>>>>>
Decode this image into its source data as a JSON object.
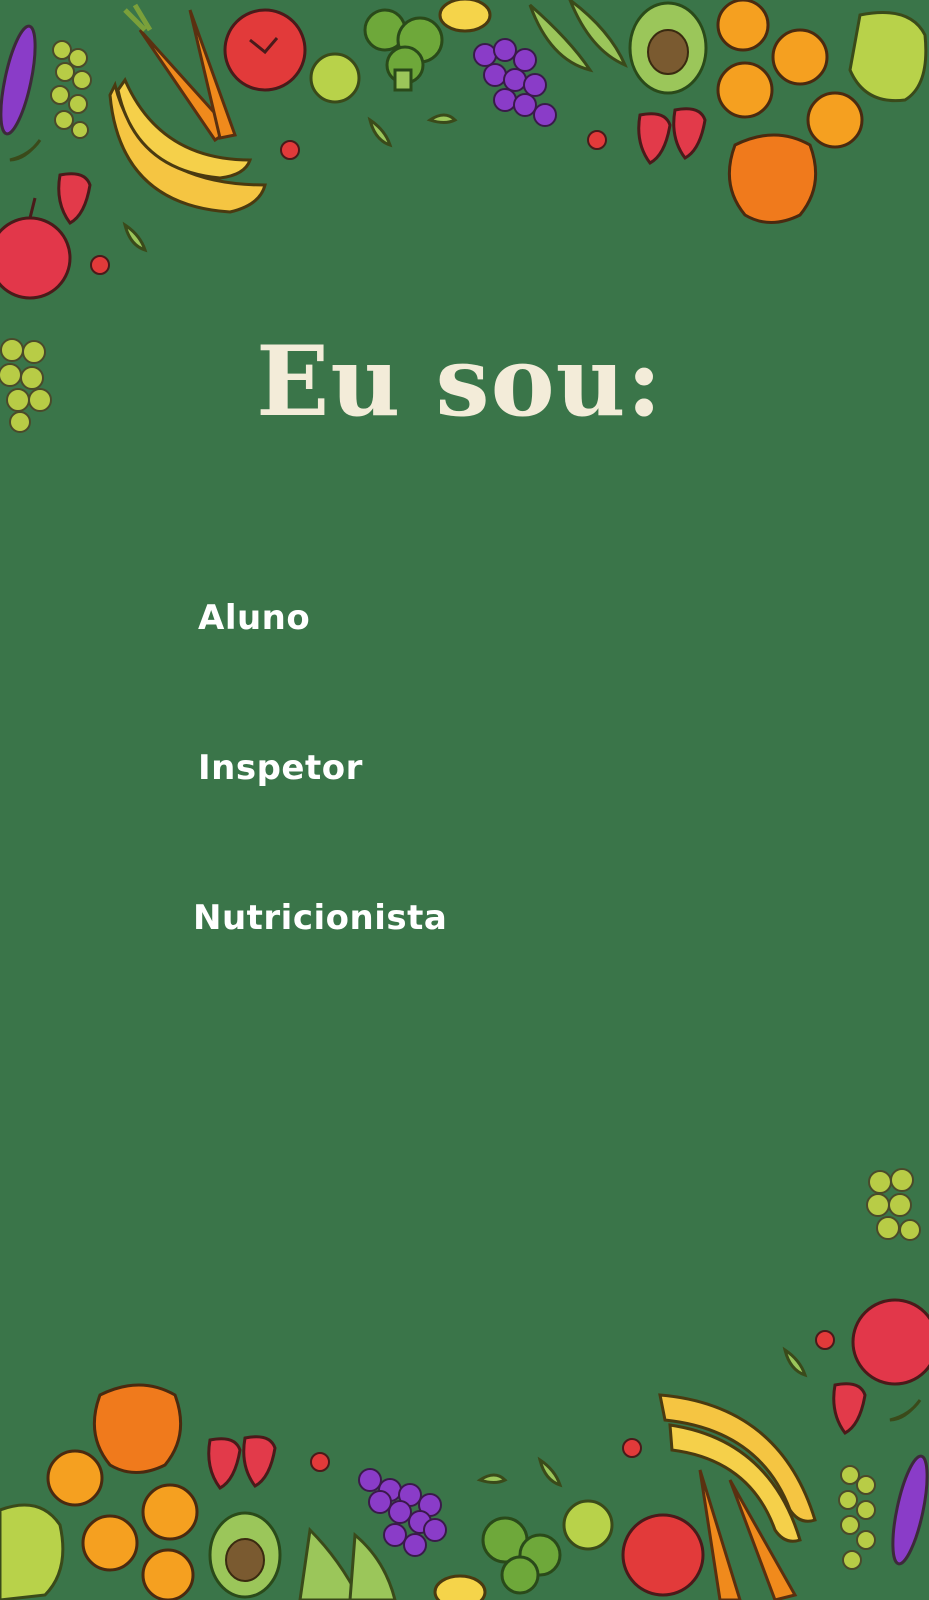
{
  "title": "Eu sou:",
  "roles": [
    {
      "label": "Aluno"
    },
    {
      "label": "Inspetor"
    },
    {
      "label": "Nutricionista"
    }
  ],
  "colors": {
    "background": "#3a7549",
    "title": "#f3ecd9",
    "role_text": "#ffffff"
  },
  "decorations": {
    "top_border": [
      "eggplant-icon",
      "grapes-icon",
      "carrot-icon",
      "tomato-icon",
      "banana-icon",
      "apple-icon",
      "broccoli-icon",
      "purple-grapes-icon",
      "lemon-icon",
      "leaves-icon",
      "avocado-icon",
      "orange-slice-icon",
      "strawberry-icon",
      "bell-pepper-icon"
    ],
    "bottom_border": [
      "grapes-icon",
      "apple-icon",
      "banana-icon",
      "carrot-icon",
      "tomato-icon",
      "broccoli-icon",
      "purple-grapes-icon",
      "avocado-icon",
      "orange-slice-icon",
      "strawberry-icon",
      "bell-pepper-icon",
      "eggplant-icon"
    ]
  }
}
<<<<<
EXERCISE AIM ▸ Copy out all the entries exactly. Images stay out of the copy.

ANSWER SECTION ▸
Decode this image into its source data as a JSON object.
{
  "title": "Eu sou:",
  "roles": [
    {
      "label": "Aluno"
    },
    {
      "label": "Inspetor"
    },
    {
      "label": "Nutricionista"
    }
  ],
  "colors": {
    "background": "#3a7549",
    "title": "#f3ecd9",
    "role_text": "#ffffff"
  },
  "decorations": {
    "top_border": [
      "eggplant-icon",
      "grapes-icon",
      "carrot-icon",
      "tomato-icon",
      "banana-icon",
      "apple-icon",
      "broccoli-icon",
      "purple-grapes-icon",
      "lemon-icon",
      "leaves-icon",
      "avocado-icon",
      "orange-slice-icon",
      "strawberry-icon",
      "bell-pepper-icon"
    ],
    "bottom_border": [
      "grapes-icon",
      "apple-icon",
      "banana-icon",
      "carrot-icon",
      "tomato-icon",
      "broccoli-icon",
      "purple-grapes-icon",
      "avocado-icon",
      "orange-slice-icon",
      "strawberry-icon",
      "bell-pepper-icon",
      "eggplant-icon"
    ]
  }
}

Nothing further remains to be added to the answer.